### What to produce
Go line by line through the records below. Copy whichever lines contain the string "role".
== Data to process ==
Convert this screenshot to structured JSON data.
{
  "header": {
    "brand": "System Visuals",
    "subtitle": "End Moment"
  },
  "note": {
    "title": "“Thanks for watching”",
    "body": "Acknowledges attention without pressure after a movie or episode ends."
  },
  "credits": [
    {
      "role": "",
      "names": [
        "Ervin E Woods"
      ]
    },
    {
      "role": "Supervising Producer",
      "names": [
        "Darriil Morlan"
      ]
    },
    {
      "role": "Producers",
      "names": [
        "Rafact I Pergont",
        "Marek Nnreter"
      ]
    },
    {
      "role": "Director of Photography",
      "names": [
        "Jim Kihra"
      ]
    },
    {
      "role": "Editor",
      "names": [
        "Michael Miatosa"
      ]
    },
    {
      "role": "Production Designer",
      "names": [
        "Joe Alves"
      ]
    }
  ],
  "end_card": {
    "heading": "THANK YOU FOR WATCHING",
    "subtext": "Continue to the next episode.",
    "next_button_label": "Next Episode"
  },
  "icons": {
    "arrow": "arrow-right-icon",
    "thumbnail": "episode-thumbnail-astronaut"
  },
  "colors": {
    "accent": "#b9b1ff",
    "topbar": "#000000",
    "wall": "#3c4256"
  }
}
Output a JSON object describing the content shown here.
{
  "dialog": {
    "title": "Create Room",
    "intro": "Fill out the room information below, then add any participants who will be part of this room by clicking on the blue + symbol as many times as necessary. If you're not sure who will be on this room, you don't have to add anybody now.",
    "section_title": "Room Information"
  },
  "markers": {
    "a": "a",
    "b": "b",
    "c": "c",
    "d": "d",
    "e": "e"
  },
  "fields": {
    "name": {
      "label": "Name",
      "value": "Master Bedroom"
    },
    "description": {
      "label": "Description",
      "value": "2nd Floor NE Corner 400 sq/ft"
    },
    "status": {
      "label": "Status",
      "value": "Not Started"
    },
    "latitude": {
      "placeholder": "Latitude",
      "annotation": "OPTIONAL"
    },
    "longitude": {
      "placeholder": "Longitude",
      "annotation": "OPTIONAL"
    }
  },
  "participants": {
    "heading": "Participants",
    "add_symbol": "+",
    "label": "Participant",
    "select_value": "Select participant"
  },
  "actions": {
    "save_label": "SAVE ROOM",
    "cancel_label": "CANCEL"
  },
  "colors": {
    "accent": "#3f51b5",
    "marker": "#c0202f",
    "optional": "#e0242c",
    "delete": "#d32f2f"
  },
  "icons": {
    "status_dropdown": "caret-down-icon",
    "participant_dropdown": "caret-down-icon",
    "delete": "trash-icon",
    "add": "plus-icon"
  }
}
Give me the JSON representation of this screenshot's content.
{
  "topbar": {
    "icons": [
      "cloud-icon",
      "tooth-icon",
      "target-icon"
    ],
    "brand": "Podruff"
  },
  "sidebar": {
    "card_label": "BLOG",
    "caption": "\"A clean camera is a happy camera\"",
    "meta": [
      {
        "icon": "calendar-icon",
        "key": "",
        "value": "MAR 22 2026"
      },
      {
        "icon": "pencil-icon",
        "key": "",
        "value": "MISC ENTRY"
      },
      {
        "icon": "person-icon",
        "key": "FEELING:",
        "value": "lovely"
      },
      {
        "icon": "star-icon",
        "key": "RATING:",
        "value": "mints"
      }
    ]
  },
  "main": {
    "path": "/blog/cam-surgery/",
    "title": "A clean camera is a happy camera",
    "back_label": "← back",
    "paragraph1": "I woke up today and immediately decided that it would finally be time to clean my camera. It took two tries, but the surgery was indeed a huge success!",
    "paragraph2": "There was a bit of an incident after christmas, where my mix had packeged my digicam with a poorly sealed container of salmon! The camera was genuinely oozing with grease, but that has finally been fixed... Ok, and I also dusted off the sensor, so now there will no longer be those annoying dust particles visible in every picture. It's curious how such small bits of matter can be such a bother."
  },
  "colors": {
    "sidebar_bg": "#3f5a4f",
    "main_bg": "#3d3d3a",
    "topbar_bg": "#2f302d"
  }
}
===
### Solution to the problem
      "role": "",
      "role": "Supervising Producer",
      "role": "Producers",
      "role": "Director of Photography",
      "role": "Editor",
      "role": "Production Designer",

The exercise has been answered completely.